Task directions: Exactly reproduce each record listed below.

*** Opening Data for analysis ***

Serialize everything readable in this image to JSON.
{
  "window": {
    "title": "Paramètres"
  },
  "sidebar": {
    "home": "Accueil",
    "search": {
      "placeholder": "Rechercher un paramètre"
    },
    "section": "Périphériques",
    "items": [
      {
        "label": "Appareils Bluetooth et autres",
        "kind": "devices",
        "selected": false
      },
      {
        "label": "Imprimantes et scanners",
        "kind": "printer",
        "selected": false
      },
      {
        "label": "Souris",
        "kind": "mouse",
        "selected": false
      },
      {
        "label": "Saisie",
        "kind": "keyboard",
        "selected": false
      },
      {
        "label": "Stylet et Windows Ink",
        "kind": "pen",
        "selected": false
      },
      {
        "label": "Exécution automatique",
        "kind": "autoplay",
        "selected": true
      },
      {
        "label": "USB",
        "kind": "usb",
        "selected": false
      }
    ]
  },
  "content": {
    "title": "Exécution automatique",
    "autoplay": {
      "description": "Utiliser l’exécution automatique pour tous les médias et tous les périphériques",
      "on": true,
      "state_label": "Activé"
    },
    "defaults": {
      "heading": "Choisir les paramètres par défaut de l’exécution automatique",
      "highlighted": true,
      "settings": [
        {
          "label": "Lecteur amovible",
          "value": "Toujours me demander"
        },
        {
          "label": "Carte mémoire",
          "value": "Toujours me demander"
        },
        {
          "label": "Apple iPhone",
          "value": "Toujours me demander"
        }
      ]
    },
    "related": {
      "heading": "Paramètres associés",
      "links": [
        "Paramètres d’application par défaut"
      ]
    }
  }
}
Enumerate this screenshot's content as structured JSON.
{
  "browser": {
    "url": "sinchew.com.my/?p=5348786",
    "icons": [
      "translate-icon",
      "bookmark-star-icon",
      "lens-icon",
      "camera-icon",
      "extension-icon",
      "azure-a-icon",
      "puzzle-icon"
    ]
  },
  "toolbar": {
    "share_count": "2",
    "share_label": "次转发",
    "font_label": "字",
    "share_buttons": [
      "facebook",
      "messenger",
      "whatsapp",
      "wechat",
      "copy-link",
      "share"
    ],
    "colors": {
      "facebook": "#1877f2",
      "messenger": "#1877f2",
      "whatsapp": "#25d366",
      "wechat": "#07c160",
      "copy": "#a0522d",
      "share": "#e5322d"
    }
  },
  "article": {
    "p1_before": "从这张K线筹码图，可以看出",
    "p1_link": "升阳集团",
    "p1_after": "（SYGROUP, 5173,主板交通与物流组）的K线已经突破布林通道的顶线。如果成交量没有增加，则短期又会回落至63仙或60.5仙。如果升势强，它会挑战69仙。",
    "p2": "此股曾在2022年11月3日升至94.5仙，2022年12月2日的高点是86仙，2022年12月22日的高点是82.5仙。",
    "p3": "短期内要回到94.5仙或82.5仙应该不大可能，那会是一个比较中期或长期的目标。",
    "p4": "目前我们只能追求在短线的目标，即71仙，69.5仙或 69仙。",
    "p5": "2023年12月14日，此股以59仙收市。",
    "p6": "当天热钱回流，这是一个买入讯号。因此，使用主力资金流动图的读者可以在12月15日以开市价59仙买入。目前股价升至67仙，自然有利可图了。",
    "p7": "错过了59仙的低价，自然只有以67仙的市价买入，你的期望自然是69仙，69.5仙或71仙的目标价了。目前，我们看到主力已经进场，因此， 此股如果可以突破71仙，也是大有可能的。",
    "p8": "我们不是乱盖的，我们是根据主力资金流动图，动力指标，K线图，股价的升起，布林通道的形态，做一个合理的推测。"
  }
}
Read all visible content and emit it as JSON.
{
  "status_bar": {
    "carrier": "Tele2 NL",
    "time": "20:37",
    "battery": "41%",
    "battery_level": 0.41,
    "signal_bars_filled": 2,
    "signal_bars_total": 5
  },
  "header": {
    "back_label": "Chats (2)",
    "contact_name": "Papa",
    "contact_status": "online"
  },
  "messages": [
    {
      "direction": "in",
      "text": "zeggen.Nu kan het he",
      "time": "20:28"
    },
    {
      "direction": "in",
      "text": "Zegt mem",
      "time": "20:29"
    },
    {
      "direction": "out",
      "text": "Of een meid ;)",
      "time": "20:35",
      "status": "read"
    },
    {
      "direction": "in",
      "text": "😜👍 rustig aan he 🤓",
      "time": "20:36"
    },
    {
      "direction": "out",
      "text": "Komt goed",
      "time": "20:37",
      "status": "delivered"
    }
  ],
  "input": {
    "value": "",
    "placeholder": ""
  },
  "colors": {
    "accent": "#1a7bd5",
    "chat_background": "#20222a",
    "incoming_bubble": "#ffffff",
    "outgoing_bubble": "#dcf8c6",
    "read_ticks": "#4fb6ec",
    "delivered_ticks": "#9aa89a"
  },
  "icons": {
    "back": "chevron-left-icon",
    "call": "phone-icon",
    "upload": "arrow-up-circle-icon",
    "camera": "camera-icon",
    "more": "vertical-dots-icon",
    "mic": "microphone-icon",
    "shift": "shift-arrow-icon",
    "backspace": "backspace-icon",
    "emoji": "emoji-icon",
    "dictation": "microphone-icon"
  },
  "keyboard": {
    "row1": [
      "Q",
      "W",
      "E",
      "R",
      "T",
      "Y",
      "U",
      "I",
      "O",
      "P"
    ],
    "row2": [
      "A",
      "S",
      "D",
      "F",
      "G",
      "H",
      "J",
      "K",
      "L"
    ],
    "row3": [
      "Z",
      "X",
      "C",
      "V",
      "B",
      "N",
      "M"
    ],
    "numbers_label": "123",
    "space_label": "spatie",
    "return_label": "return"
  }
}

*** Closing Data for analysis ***

Response to this exercise:
Serialize everything readable in this image to JSON.
{
  "window": {
    "title": "Paramètres"
  },
  "sidebar": {
    "home": "Accueil",
    "search": {
      "placeholder": "Rechercher un paramètre"
    },
    "section": "Périphériques",
    "items": [
      {
        "label": "Appareils Bluetooth et autres",
        "kind": "devices",
        "selected": false
      },
      {
        "label": "Imprimantes et scanners",
        "kind": "printer",
        "selected": false
      },
      {
        "label": "Souris",
        "kind": "mouse",
        "selected": false
      },
      {
        "label": "Saisie",
        "kind": "keyboard",
        "selected": false
      },
      {
        "label": "Stylet et Windows Ink",
        "kind": "pen",
        "selected": false
      },
      {
        "label": "Exécution automatique",
        "kind": "autoplay",
        "selected": true
      },
      {
        "label": "USB",
        "kind": "usb",
        "selected": false
      }
    ]
  },
  "content": {
    "title": "Exécution automatique",
    "autoplay": {
      "description": "Utiliser l’exécution automatique pour tous les médias et tous les périphériques",
      "on": true,
      "state_label": "Activé"
    },
    "defaults": {
      "heading": "Choisir les paramètres par défaut de l’exécution automatique",
      "highlighted": true,
      "settings": [
        {
          "label": "Lecteur amovible",
          "value": "Toujours me demander"
        },
        {
          "label": "Carte mémoire",
          "value": "Toujours me demander"
        },
        {
          "label": "Apple iPhone",
          "value": "Toujours me demander"
        }
      ]
    },
    "related": {
      "heading": "Paramètres associés",
      "links": [
        "Paramètres d’application par défaut"
      ]
    }
  }
}
Enumerate this screenshot's content as structured JSON.
{
  "browser": {
    "url": "sinchew.com.my/?p=5348786",
    "icons": [
      "translate-icon",
      "bookmark-star-icon",
      "lens-icon",
      "camera-icon",
      "extension-icon",
      "azure-a-icon",
      "puzzle-icon"
    ]
  },
  "toolbar": {
    "share_count": "2",
    "share_label": "次转发",
    "font_label": "字",
    "share_buttons": [
      "facebook",
      "messenger",
      "whatsapp",
      "wechat",
      "copy-link",
      "share"
    ],
    "colors": {
      "facebook": "#1877f2",
      "messenger": "#1877f2",
      "whatsapp": "#25d366",
      "wechat": "#07c160",
      "copy": "#a0522d",
      "share": "#e5322d"
    }
  },
  "article": {
    "p1_before": "从这张K线筹码图，可以看出",
    "p1_link": "升阳集团",
    "p1_after": "（SYGROUP, 5173,主板交通与物流组）的K线已经突破布林通道的顶线。如果成交量没有增加，则短期又会回落至63仙或60.5仙。如果升势强，它会挑战69仙。",
    "p2": "此股曾在2022年11月3日升至94.5仙，2022年12月2日的高点是86仙，2022年12月22日的高点是82.5仙。",
    "p3": "短期内要回到94.5仙或82.5仙应该不大可能，那会是一个比较中期或长期的目标。",
    "p4": "目前我们只能追求在短线的目标，即71仙，69.5仙或 69仙。",
    "p5": "2023年12月14日，此股以59仙收市。",
    "p6": "当天热钱回流，这是一个买入讯号。因此，使用主力资金流动图的读者可以在12月15日以开市价59仙买入。目前股价升至67仙，自然有利可图了。",
    "p7": "错过了59仙的低价，自然只有以67仙的市价买入，你的期望自然是69仙，69.5仙或71仙的目标价了。目前，我们看到主力已经进场，因此， 此股如果可以突破71仙，也是大有可能的。",
    "p8": "我们不是乱盖的，我们是根据主力资金流动图，动力指标，K线图，股价的升起，布林通道的形态，做一个合理的推测。"
  }
}
Read all visible content and emit it as JSON.
{
  "status_bar": {
    "carrier": "Tele2 NL",
    "time": "20:37",
    "battery": "41%",
    "battery_level": 0.41,
    "signal_bars_filled": 2,
    "signal_bars_total": 5
  },
  "header": {
    "back_label": "Chats (2)",
    "contact_name": "Papa",
    "contact_status": "online"
  },
  "messages": [
    {
      "direction": "in",
      "text": "zeggen.Nu kan het he",
      "time": "20:28"
    },
    {
      "direction": "in",
      "text": "Zegt mem",
      "time": "20:29"
    },
    {
      "direction": "out",
      "text": "Of een meid ;)",
      "time": "20:35",
      "status": "read"
    },
    {
      "direction": "in",
      "text": "😜👍 rustig aan he 🤓",
      "time": "20:36"
    },
    {
      "direction": "out",
      "text": "Komt goed",
      "time": "20:37",
      "status": "delivered"
    }
  ],
  "input": {
    "value": "",
    "placeholder": ""
  },
  "colors": {
    "accent": "#1a7bd5",
    "chat_background": "#20222a",
    "incoming_bubble": "#ffffff",
    "outgoing_bubble": "#dcf8c6",
    "read_ticks": "#4fb6ec",
    "delivered_ticks": "#9aa89a"
  },
  "icons": {
    "back": "chevron-left-icon",
    "call": "phone-icon",
    "upload": "arrow-up-circle-icon",
    "camera": "camera-icon",
    "more": "vertical-dots-icon",
    "mic": "microphone-icon",
    "shift": "shift-arrow-icon",
    "backspace": "backspace-icon",
    "emoji": "emoji-icon",
    "dictation": "microphone-icon"
  },
  "keyboard": {
    "row1": [
      "Q",
      "W",
      "E",
      "R",
      "T",
      "Y",
      "U",
      "I",
      "O",
      "P"
    ],
    "row2": [
      "A",
      "S",
      "D",
      "F",
      "G",
      "H",
      "J",
      "K",
      "L"
    ],
    "row3": [
      "Z",
      "X",
      "C",
      "V",
      "B",
      "N",
      "M"
    ],
    "numbers_label": "123",
    "space_label": "spatie",
    "return_label": "return"
  }
}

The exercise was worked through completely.